- Strengthening the capacity of other countries to protect and enforce intellectual property rights.
- Working with other countries to establish international standards and polices for the effective protection of IP.
- Protect IPR overseas by building a formal process for consulting with companies, industry associations, labor unions and other interested groups in other countries.
This Strategic Plan is to be submitted to Congress no later than 12 months after the enactment of the Act, and not later than December 31 of every third year thereafter. In addition to the Strategic Plan, the advisory committee will be required to submit to Congress an annual report analyzing the progress made toward the objectives set forth in the Strategic Plan.
Internationally, the Act calls for the deployment of 5 additional IP Enforcement Coordinators to countries and regions where they can pursue the interests of the Strategic Plan.

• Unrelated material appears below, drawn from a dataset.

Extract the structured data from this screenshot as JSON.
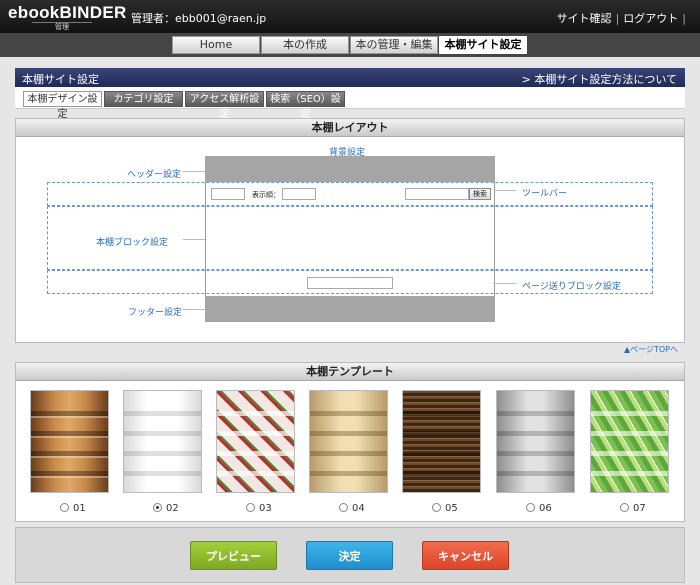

These Enforcement Coordinators will act as liaisons with foreign law agencies, perform outreach and training to build enforcement capacity in host countries, and coordinate US enforcement activities in their country/region.
In related news, Senator Baucus (D-Mt.) introduced a bill to improve the international protection and enforcement of intellectual property rights (S. 3464), on
It is unclear what action the Baucus bill will see this congress, or if it will be enrolled as part of another bill, but S. 3325 has been placed on the Senate calendar and is likely to receive a vote before the end of this session.